Element data from apps and pages:
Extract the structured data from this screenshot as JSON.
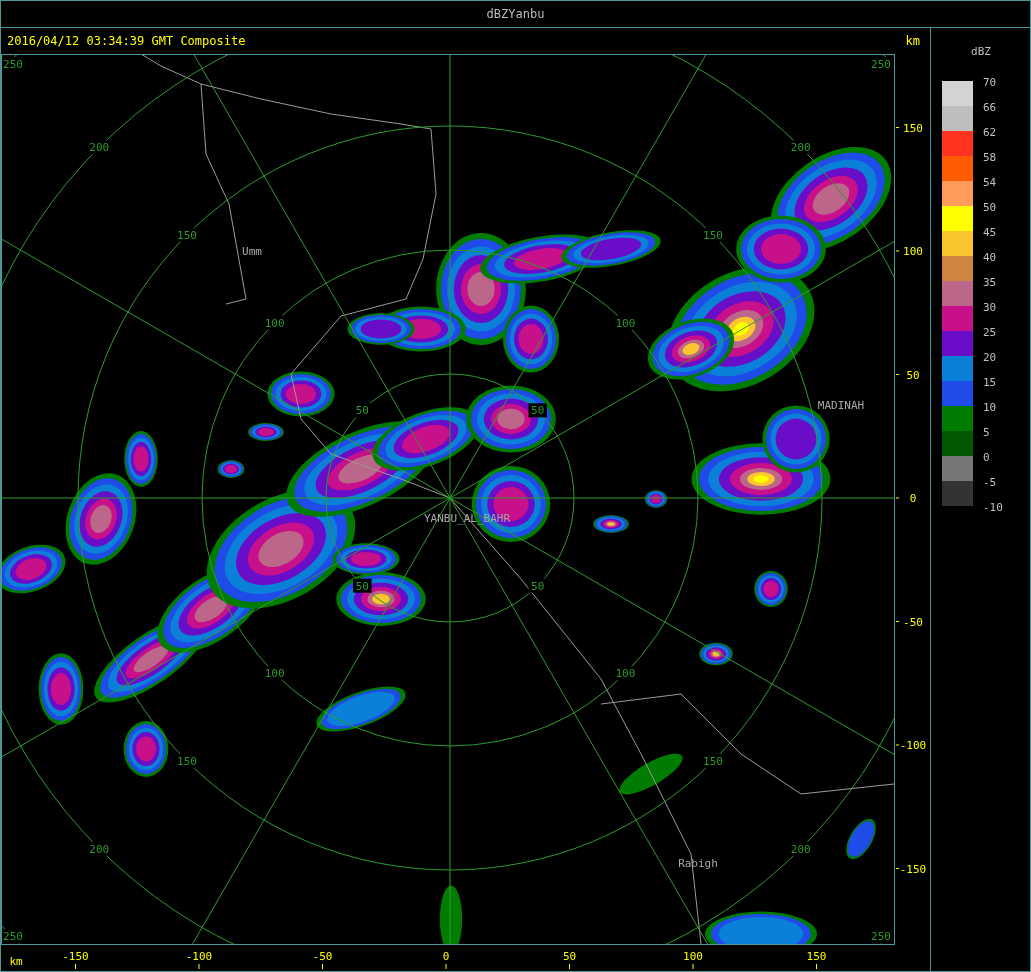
{
  "window": {
    "title": "dBZYanbu"
  },
  "header": {
    "timestamp": "2016/04/12 03:34:39 GMT Composite",
    "unit": "km"
  },
  "plot": {
    "rings": [
      {
        "labels": [
          "50",
          "50",
          "50",
          "50"
        ]
      },
      {
        "labels": [
          "100",
          "100",
          "100",
          "100"
        ]
      },
      {
        "labels": [
          "150",
          "150",
          "150",
          "150"
        ]
      },
      {
        "labels": [
          "200",
          "200",
          "200",
          "200"
        ]
      },
      {
        "labels": [
          "250",
          "250",
          "250",
          "250"
        ]
      }
    ],
    "places": [
      {
        "name": "Umm"
      },
      {
        "name": "YANBU_AL_BAHR"
      },
      {
        "name": "MADINAH"
      },
      {
        "name": "Rabigh"
      }
    ],
    "x_axis": {
      "unit": "km",
      "ticks": [
        "-150",
        "-100",
        "-50",
        "0",
        "50",
        "100",
        "150"
      ]
    },
    "y_axis": {
      "ticks": [
        "150",
        "100",
        "50",
        "0",
        "-50",
        "-100",
        "-150"
      ]
    }
  },
  "legend": {
    "title": "dBZ",
    "bins": [
      {
        "label": "70",
        "color": "#d3d3d3"
      },
      {
        "label": "66",
        "color": "#bebebe"
      },
      {
        "label": "62",
        "color": "#ff3320"
      },
      {
        "label": "58",
        "color": "#ff5a00"
      },
      {
        "label": "54",
        "color": "#ff9a5a"
      },
      {
        "label": "50",
        "color": "#ffff00"
      },
      {
        "label": "45",
        "color": "#fbc52f"
      },
      {
        "label": "40",
        "color": "#cd853f"
      },
      {
        "label": "35",
        "color": "#bc678a"
      },
      {
        "label": "30",
        "color": "#c8108b"
      },
      {
        "label": "25",
        "color": "#6a0dc8"
      },
      {
        "label": "20",
        "color": "#0a80d8"
      },
      {
        "label": "15",
        "color": "#1f4be8"
      },
      {
        "label": "10",
        "color": "#007d00"
      },
      {
        "label": "5",
        "color": "#005800"
      },
      {
        "label": "0",
        "color": "#777777"
      },
      {
        "label": "-5",
        "color": "#333333"
      }
    ],
    "bottom_label": "-10"
  }
}
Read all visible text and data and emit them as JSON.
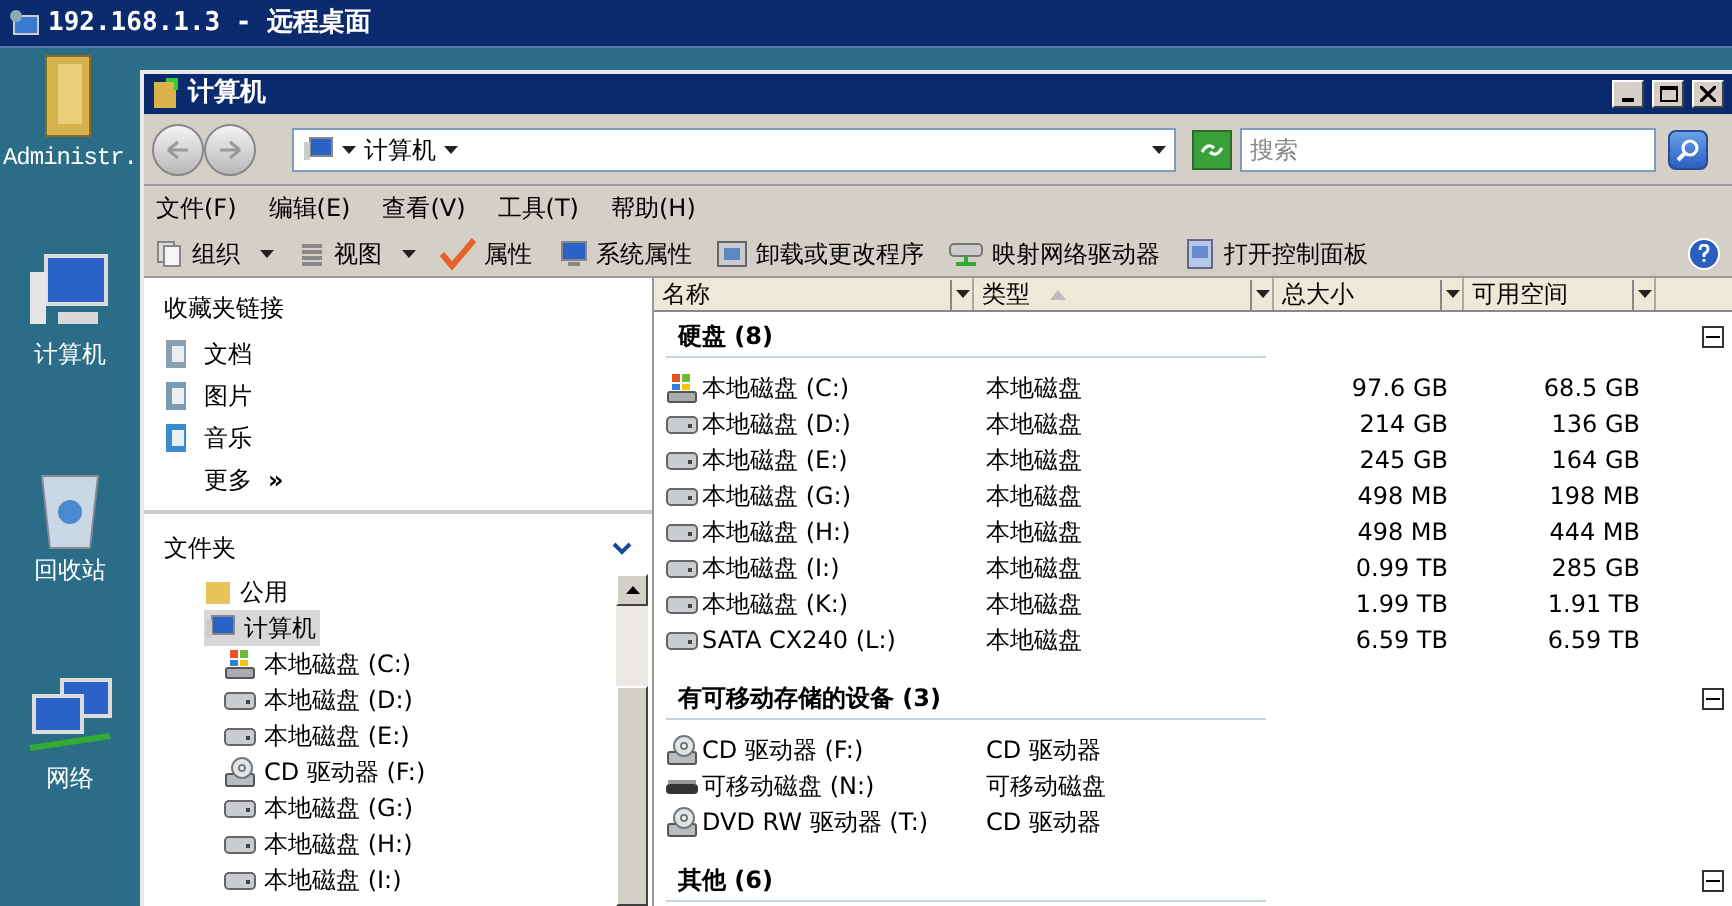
{
  "remote_title": "192.168.1.3 - 远程桌面",
  "desktop_icons": [
    {
      "label": "Administr.",
      "kind": "user"
    },
    {
      "label": "计算机",
      "kind": "computer"
    },
    {
      "label": "回收站",
      "kind": "recycle"
    },
    {
      "label": "网络",
      "kind": "network"
    }
  ],
  "window": {
    "title": "计算机"
  },
  "address": {
    "crumb": "计算机"
  },
  "search": {
    "placeholder": "搜索"
  },
  "menu": [
    "文件(F)",
    "编辑(E)",
    "查看(V)",
    "工具(T)",
    "帮助(H)"
  ],
  "toolbar": [
    {
      "label": "组织",
      "kind": "organize",
      "dropdown": true
    },
    {
      "label": "视图",
      "kind": "views",
      "dropdown": true
    },
    {
      "label": "属性",
      "kind": "properties",
      "dropdown": false
    },
    {
      "label": "系统属性",
      "kind": "system",
      "dropdown": false
    },
    {
      "label": "卸载或更改程序",
      "kind": "uninstall",
      "dropdown": false
    },
    {
      "label": "映射网络驱动器",
      "kind": "mapdrive",
      "dropdown": false
    },
    {
      "label": "打开控制面板",
      "kind": "control",
      "dropdown": false
    }
  ],
  "favorites": {
    "title": "收藏夹链接",
    "items": [
      {
        "label": "文档",
        "kind": "docs"
      },
      {
        "label": "图片",
        "kind": "pics"
      },
      {
        "label": "音乐",
        "kind": "music"
      }
    ],
    "more": "更多",
    "more_glyph": "»"
  },
  "folders": {
    "title": "文件夹",
    "tree": [
      {
        "label": "公用",
        "kind": "folder",
        "selected": false
      },
      {
        "label": "计算机",
        "kind": "computer",
        "selected": true,
        "children": [
          {
            "label": "本地磁盘 (C:)",
            "kind": "system",
            "selected": false
          },
          {
            "label": "本地磁盘 (D:)",
            "kind": "hdd",
            "selected": false
          },
          {
            "label": "本地磁盘 (E:)",
            "kind": "hdd",
            "selected": false
          },
          {
            "label": "CD 驱动器 (F:)",
            "kind": "cd",
            "selected": false
          },
          {
            "label": "本地磁盘 (G:)",
            "kind": "hdd",
            "selected": false
          },
          {
            "label": "本地磁盘 (H:)",
            "kind": "hdd",
            "selected": false
          },
          {
            "label": "本地磁盘 (I:)",
            "kind": "hdd",
            "selected": false
          }
        ]
      }
    ]
  },
  "columns": [
    {
      "label": "名称",
      "sorted": false
    },
    {
      "label": "类型",
      "sorted": true
    },
    {
      "label": "总大小",
      "sorted": false
    },
    {
      "label": "可用空间",
      "sorted": false
    }
  ],
  "groups": [
    {
      "title": "硬盘 (8)",
      "expanded": true,
      "rows": [
        {
          "name": "本地磁盘 (C:)",
          "kind": "system",
          "type": "本地磁盘",
          "size": "97.6 GB",
          "free": "68.5 GB"
        },
        {
          "name": "本地磁盘 (D:)",
          "kind": "hdd",
          "type": "本地磁盘",
          "size": "214 GB",
          "free": "136 GB"
        },
        {
          "name": "本地磁盘 (E:)",
          "kind": "hdd",
          "type": "本地磁盘",
          "size": "245 GB",
          "free": "164 GB"
        },
        {
          "name": "本地磁盘 (G:)",
          "kind": "hdd",
          "type": "本地磁盘",
          "size": "498 MB",
          "free": "198 MB"
        },
        {
          "name": "本地磁盘 (H:)",
          "kind": "hdd",
          "type": "本地磁盘",
          "size": "498 MB",
          "free": "444 MB"
        },
        {
          "name": "本地磁盘 (I:)",
          "kind": "hdd",
          "type": "本地磁盘",
          "size": "0.99 TB",
          "free": "285 GB"
        },
        {
          "name": "本地磁盘 (K:)",
          "kind": "hdd",
          "type": "本地磁盘",
          "size": "1.99 TB",
          "free": "1.91 TB"
        },
        {
          "name": "SATA CX240 (L:)",
          "kind": "hdd",
          "type": "本地磁盘",
          "size": "6.59 TB",
          "free": "6.59 TB"
        }
      ]
    },
    {
      "title": "有可移动存储的设备 (3)",
      "expanded": true,
      "rows": [
        {
          "name": "CD 驱动器 (F:)",
          "kind": "cd",
          "type": "CD 驱动器"
        },
        {
          "name": "可移动磁盘 (N:)",
          "kind": "removable",
          "type": "可移动磁盘"
        },
        {
          "name": "DVD RW 驱动器 (T:)",
          "kind": "cd",
          "type": "CD 驱动器"
        }
      ]
    },
    {
      "title": "其他 (6)",
      "expanded": true
    }
  ]
}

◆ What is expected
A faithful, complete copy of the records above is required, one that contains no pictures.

◆ Result below
Extract the structured data from this screenshot as JSON.
{
  "window": {
    "title": "dBZYanbu"
  },
  "header": {
    "timestamp": "2016/04/12 03:34:39 GMT Composite",
    "unit": "km"
  },
  "plot": {
    "rings": [
      {
        "labels": [
          "50",
          "50",
          "50",
          "50"
        ]
      },
      {
        "labels": [
          "100",
          "100",
          "100",
          "100"
        ]
      },
      {
        "labels": [
          "150",
          "150",
          "150",
          "150"
        ]
      },
      {
        "labels": [
          "200",
          "200",
          "200",
          "200"
        ]
      },
      {
        "labels": [
          "250",
          "250",
          "250",
          "250"
        ]
      }
    ],
    "places": [
      {
        "name": "Umm"
      },
      {
        "name": "YANBU_AL_BAHR"
      },
      {
        "name": "MADINAH"
      },
      {
        "name": "Rabigh"
      }
    ],
    "x_axis": {
      "unit": "km",
      "ticks": [
        "-150",
        "-100",
        "-50",
        "0",
        "50",
        "100",
        "150"
      ]
    },
    "y_axis": {
      "ticks": [
        "150",
        "100",
        "50",
        "0",
        "-50",
        "-100",
        "-150"
      ]
    }
  },
  "legend": {
    "title": "dBZ",
    "bins": [
      {
        "label": "70",
        "color": "#d3d3d3"
      },
      {
        "label": "66",
        "color": "#bebebe"
      },
      {
        "label": "62",
        "color": "#ff3320"
      },
      {
        "label": "58",
        "color": "#ff5a00"
      },
      {
        "label": "54",
        "color": "#ff9a5a"
      },
      {
        "label": "50",
        "color": "#ffff00"
      },
      {
        "label": "45",
        "color": "#fbc52f"
      },
      {
        "label": "40",
        "color": "#cd853f"
      },
      {
        "label": "35",
        "color": "#bc678a"
      },
      {
        "label": "30",
        "color": "#c8108b"
      },
      {
        "label": "25",
        "color": "#6a0dc8"
      },
      {
        "label": "20",
        "color": "#0a80d8"
      },
      {
        "label": "15",
        "color": "#1f4be8"
      },
      {
        "label": "10",
        "color": "#007d00"
      },
      {
        "label": "5",
        "color": "#005800"
      },
      {
        "label": "0",
        "color": "#777777"
      },
      {
        "label": "-5",
        "color": "#333333"
      }
    ],
    "bottom_label": "-10"
  }
}
Read all visible text and data and emit them as JSON.
{
  "remote_title": "192.168.1.3 - 远程桌面",
  "desktop_icons": [
    {
      "label": "Administr.",
      "kind": "user"
    },
    {
      "label": "计算机",
      "kind": "computer"
    },
    {
      "label": "回收站",
      "kind": "recycle"
    },
    {
      "label": "网络",
      "kind": "network"
    }
  ],
  "window": {
    "title": "计算机"
  },
  "address": {
    "crumb": "计算机"
  },
  "search": {
    "placeholder": "搜索"
  },
  "menu": [
    "文件(F)",
    "编辑(E)",
    "查看(V)",
    "工具(T)",
    "帮助(H)"
  ],
  "toolbar": [
    {
      "label": "组织",
      "kind": "organize",
      "dropdown": true
    },
    {
      "label": "视图",
      "kind": "views",
      "dropdown": true
    },
    {
      "label": "属性",
      "kind": "properties",
      "dropdown": false
    },
    {
      "label": "系统属性",
      "kind": "system",
      "dropdown": false
    },
    {
      "label": "卸载或更改程序",
      "kind": "uninstall",
      "dropdown": false
    },
    {
      "label": "映射网络驱动器",
      "kind": "mapdrive",
      "dropdown": false
    },
    {
      "label": "打开控制面板",
      "kind": "control",
      "dropdown": false
    }
  ],
  "favorites": {
    "title": "收藏夹链接",
    "items": [
      {
        "label": "文档",
        "kind": "docs"
      },
      {
        "label": "图片",
        "kind": "pics"
      },
      {
        "label": "音乐",
        "kind": "music"
      }
    ],
    "more": "更多",
    "more_glyph": "»"
  },
  "folders": {
    "title": "文件夹",
    "tree": [
      {
        "label": "公用",
        "kind": "folder",
        "selected": false
      },
      {
        "label": "计算机",
        "kind": "computer",
        "selected": true,
        "children": [
          {
            "label": "本地磁盘 (C:)",
            "kind": "system",
            "selected": false
          },
          {
            "label": "本地磁盘 (D:)",
            "kind": "hdd",
            "selected": false
          },
          {
            "label": "本地磁盘 (E:)",
            "kind": "hdd",
            "selected": false
          },
          {
            "label": "CD 驱动器 (F:)",
            "kind": "cd",
            "selected": false
          },
          {
            "label": "本地磁盘 (G:)",
            "kind": "hdd",
            "selected": false
          },
          {
            "label": "本地磁盘 (H:)",
            "kind": "hdd",
            "selected": false
          },
          {
            "label": "本地磁盘 (I:)",
            "kind": "hdd",
            "selected": false
          }
        ]
      }
    ]
  },
  "columns": [
    {
      "label": "名称",
      "sorted": false
    },
    {
      "label": "类型",
      "sorted": true
    },
    {
      "label": "总大小",
      "sorted": false
    },
    {
      "label": "可用空间",
      "sorted": false
    }
  ],
  "groups": [
    {
      "title": "硬盘 (8)",
      "expanded": true,
      "rows": [
        {
          "name": "本地磁盘 (C:)",
          "kind": "system",
          "type": "本地磁盘",
          "size": "97.6 GB",
          "free": "68.5 GB"
        },
        {
          "name": "本地磁盘 (D:)",
          "kind": "hdd",
          "type": "本地磁盘",
          "size": "214 GB",
          "free": "136 GB"
        },
        {
          "name": "本地磁盘 (E:)",
          "kind": "hdd",
          "type": "本地磁盘",
          "size": "245 GB",
          "free": "164 GB"
        },
        {
          "name": "本地磁盘 (G:)",
          "kind": "hdd",
          "type": "本地磁盘",
          "size": "498 MB",
          "free": "198 MB"
        },
        {
          "name": "本地磁盘 (H:)",
          "kind": "hdd",
          "type": "本地磁盘",
          "size": "498 MB",
          "free": "444 MB"
        },
        {
          "name": "本地磁盘 (I:)",
          "kind": "hdd",
          "type": "本地磁盘",
          "size": "0.99 TB",
          "free": "285 GB"
        },
        {
          "name": "本地磁盘 (K:)",
          "kind": "hdd",
          "type": "本地磁盘",
          "size": "1.99 TB",
          "free": "1.91 TB"
        },
        {
          "name": "SATA CX240 (L:)",
          "kind": "hdd",
          "type": "本地磁盘",
          "size": "6.59 TB",
          "free": "6.59 TB"
        }
      ]
    },
    {
      "title": "有可移动存储的设备 (3)",
      "expanded": true,
      "rows": [
        {
          "name": "CD 驱动器 (F:)",
          "kind": "cd",
          "type": "CD 驱动器"
        },
        {
          "name": "可移动磁盘 (N:)",
          "kind": "removable",
          "type": "可移动磁盘"
        },
        {
          "name": "DVD RW 驱动器 (T:)",
          "kind": "cd",
          "type": "CD 驱动器"
        }
      ]
    },
    {
      "title": "其他 (6)",
      "expanded": true
    }
  ]
}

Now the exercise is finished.